(TASK TO COMPLETE):
In the entries that follow, which lines hold the string "chevron"? List them.

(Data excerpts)
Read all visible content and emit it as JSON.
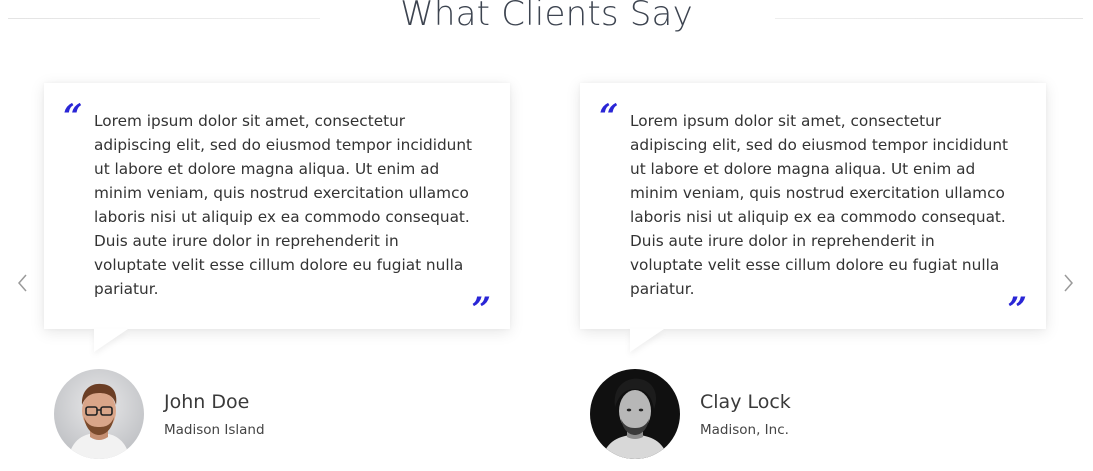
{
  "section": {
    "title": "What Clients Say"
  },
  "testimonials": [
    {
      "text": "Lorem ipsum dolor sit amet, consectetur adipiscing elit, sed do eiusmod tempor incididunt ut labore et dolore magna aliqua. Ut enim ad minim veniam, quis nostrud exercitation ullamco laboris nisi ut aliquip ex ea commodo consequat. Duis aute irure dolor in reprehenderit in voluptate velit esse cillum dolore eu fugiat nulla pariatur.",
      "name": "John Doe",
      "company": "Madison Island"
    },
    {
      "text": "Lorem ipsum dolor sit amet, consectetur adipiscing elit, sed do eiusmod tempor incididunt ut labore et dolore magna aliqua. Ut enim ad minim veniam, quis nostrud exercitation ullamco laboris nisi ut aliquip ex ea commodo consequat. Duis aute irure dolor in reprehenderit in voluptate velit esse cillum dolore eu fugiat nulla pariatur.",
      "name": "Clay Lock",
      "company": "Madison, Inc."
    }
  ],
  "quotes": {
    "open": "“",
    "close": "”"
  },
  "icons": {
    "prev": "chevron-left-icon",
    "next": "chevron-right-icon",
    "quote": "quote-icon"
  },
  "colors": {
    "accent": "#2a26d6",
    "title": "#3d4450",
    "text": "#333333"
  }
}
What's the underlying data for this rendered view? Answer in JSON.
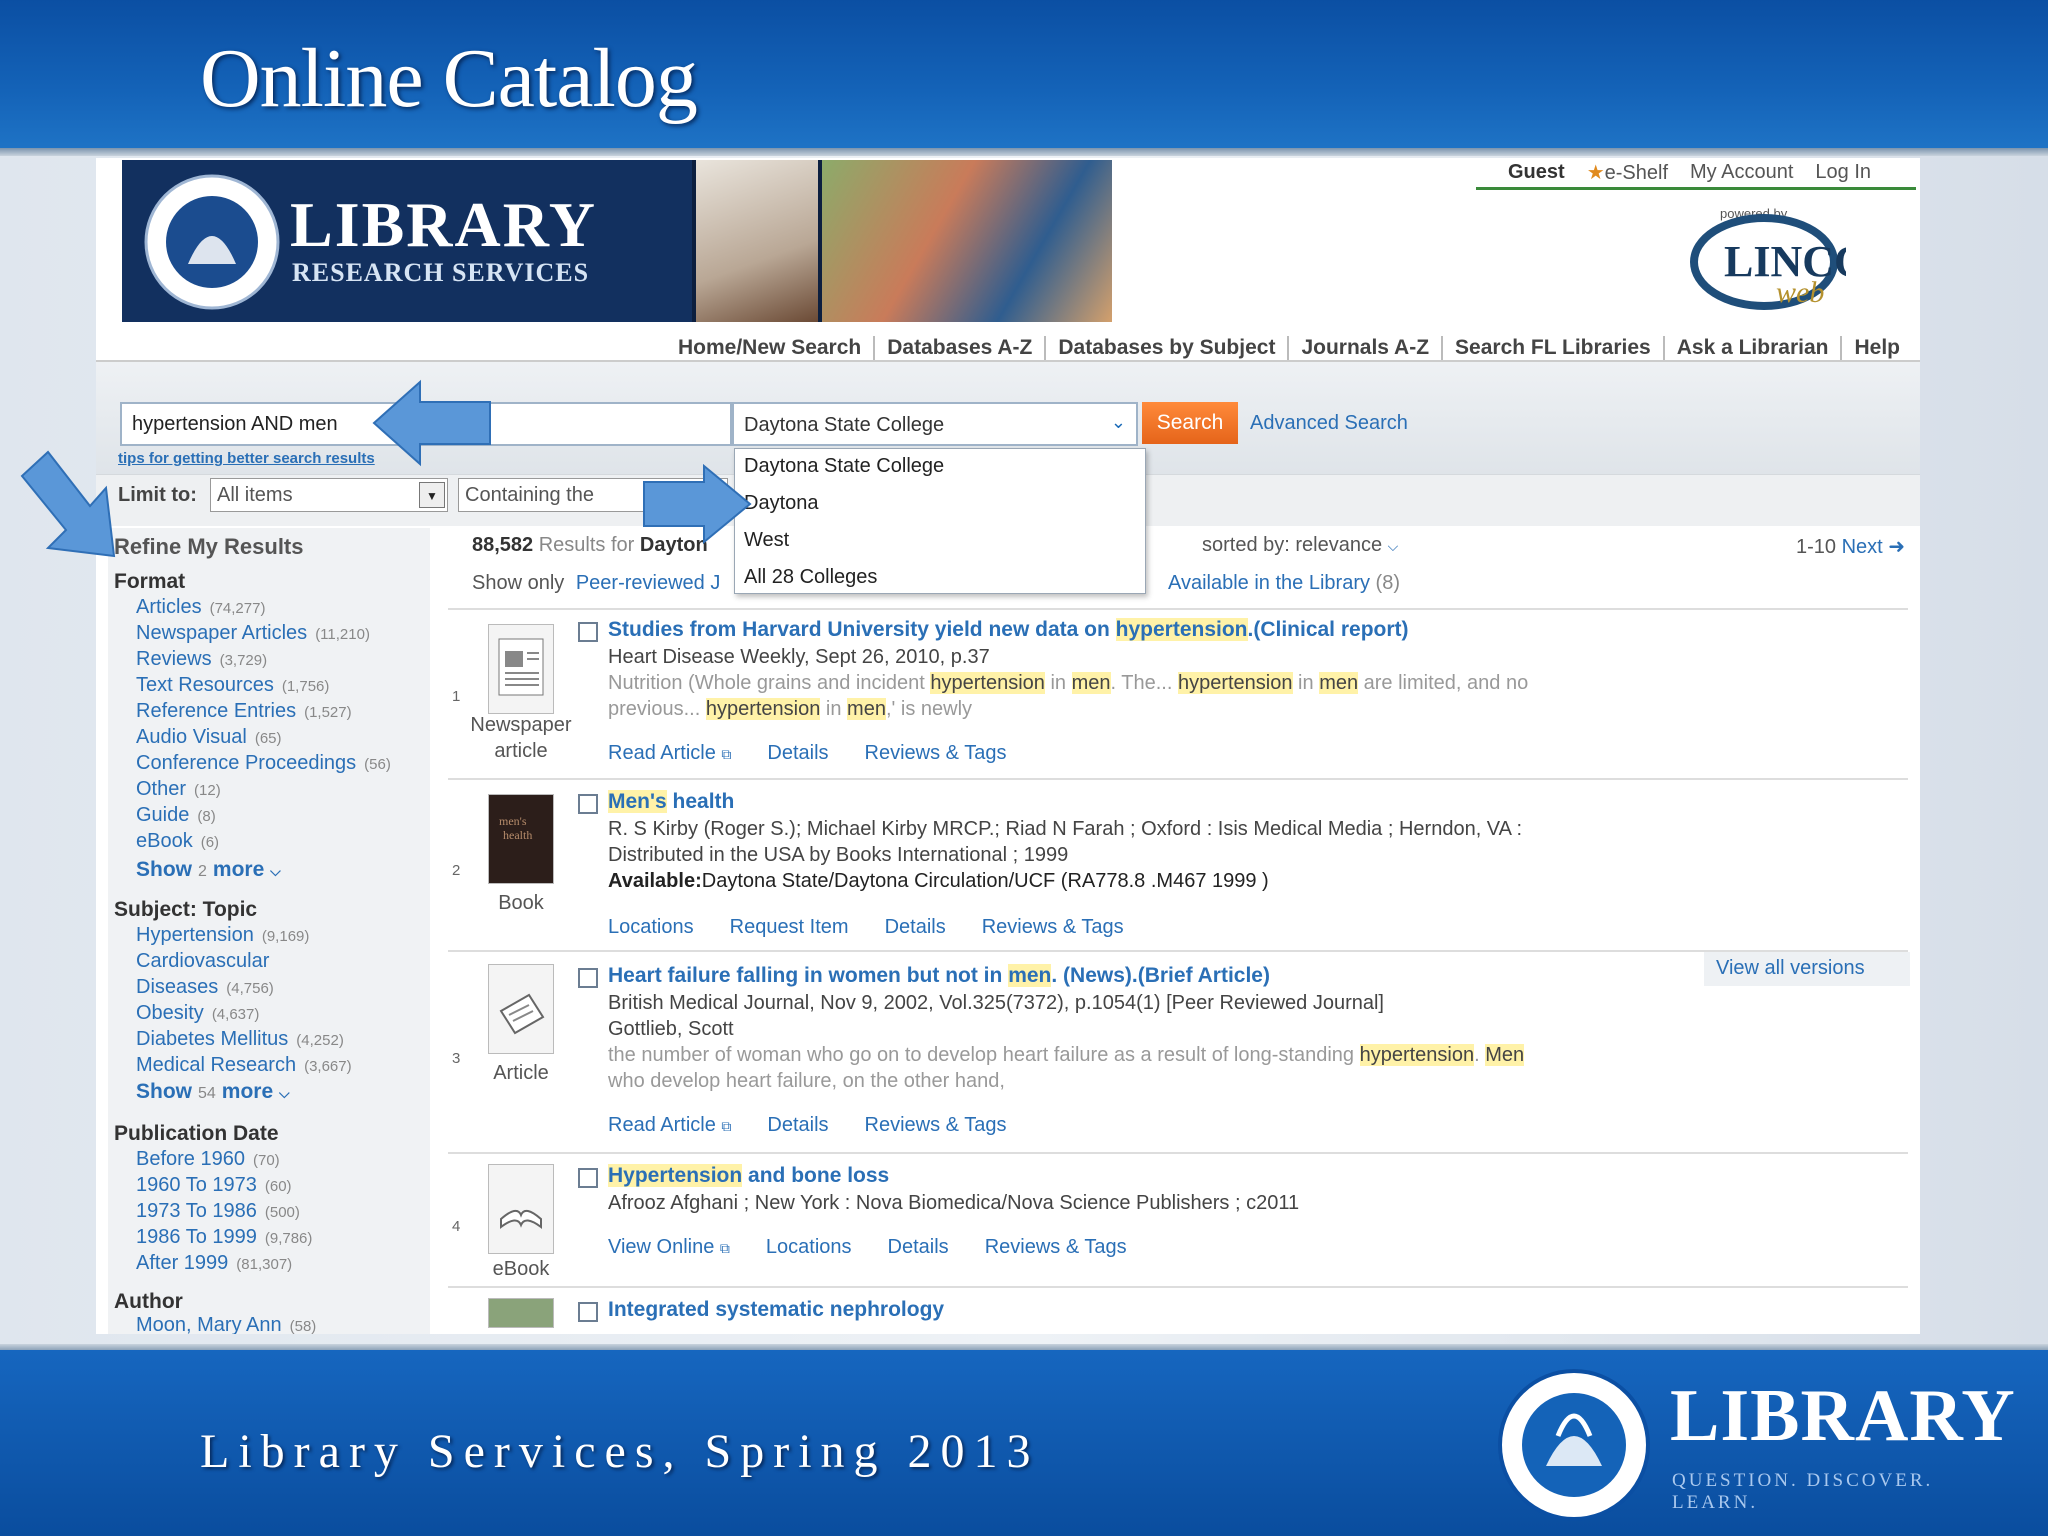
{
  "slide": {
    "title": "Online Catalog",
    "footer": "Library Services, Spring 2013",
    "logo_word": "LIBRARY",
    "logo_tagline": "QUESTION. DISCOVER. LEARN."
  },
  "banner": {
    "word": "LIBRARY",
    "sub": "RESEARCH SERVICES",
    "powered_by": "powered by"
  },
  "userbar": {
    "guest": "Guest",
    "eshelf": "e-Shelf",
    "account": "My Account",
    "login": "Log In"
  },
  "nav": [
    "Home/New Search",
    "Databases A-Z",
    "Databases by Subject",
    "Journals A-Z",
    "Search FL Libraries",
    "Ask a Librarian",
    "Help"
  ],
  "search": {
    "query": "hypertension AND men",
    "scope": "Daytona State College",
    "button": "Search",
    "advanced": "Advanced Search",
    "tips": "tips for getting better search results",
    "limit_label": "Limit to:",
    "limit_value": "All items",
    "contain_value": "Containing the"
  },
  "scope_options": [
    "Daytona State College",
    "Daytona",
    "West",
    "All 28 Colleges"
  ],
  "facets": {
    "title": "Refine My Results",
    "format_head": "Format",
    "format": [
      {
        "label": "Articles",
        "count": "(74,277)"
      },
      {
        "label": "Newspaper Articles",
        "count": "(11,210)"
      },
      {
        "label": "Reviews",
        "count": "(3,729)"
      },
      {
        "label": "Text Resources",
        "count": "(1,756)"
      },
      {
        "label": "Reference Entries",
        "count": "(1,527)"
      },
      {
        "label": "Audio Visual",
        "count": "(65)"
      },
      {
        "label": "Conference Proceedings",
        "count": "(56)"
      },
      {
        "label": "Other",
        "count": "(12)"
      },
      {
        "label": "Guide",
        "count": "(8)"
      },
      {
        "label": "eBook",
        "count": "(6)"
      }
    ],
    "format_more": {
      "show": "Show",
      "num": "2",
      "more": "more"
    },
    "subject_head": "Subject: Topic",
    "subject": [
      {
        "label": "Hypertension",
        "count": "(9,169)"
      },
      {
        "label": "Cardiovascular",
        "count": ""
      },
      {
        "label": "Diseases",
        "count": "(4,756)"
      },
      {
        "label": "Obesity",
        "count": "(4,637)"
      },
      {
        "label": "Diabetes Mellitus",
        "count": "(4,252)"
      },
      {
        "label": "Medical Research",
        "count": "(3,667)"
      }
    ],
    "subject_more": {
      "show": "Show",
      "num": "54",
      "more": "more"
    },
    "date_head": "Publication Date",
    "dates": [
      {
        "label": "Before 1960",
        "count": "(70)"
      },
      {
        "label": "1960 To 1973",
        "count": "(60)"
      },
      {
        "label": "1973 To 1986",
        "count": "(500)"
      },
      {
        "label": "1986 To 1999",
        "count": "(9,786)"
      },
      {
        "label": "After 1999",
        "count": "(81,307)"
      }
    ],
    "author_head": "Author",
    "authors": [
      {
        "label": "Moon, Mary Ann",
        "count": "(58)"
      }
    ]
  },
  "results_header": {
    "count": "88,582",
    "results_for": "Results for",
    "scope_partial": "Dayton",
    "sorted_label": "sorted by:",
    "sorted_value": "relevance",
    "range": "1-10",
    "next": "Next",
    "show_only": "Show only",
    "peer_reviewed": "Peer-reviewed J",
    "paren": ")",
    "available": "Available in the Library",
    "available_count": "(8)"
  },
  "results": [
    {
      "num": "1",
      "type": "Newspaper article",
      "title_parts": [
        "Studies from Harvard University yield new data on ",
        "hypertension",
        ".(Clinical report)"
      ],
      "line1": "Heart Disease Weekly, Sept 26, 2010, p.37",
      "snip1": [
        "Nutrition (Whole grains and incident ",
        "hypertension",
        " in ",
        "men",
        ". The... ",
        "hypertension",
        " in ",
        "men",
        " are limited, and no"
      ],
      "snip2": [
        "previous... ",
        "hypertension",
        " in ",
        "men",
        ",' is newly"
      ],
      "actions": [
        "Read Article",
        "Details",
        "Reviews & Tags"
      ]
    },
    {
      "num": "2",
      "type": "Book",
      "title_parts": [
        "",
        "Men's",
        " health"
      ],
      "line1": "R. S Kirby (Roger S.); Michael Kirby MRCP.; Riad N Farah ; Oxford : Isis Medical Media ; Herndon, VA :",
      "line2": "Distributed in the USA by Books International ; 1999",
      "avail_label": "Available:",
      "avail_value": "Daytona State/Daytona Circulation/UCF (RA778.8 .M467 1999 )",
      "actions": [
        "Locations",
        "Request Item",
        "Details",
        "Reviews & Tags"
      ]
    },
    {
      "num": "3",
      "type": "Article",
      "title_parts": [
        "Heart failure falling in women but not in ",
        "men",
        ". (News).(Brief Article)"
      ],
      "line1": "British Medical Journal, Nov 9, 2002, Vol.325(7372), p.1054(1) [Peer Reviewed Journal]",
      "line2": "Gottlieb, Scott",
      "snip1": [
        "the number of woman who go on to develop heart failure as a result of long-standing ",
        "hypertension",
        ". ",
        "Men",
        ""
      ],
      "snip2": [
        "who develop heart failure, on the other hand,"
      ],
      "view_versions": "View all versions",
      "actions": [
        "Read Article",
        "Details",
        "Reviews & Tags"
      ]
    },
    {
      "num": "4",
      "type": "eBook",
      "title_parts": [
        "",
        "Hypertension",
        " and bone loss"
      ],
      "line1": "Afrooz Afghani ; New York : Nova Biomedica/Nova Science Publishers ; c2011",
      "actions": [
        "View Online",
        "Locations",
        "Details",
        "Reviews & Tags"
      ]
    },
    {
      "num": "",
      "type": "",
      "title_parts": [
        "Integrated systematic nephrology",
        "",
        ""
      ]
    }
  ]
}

(RESULT OF THE TASK):
    "prev": "chevron-left-icon",
    "next": "chevron-right-icon",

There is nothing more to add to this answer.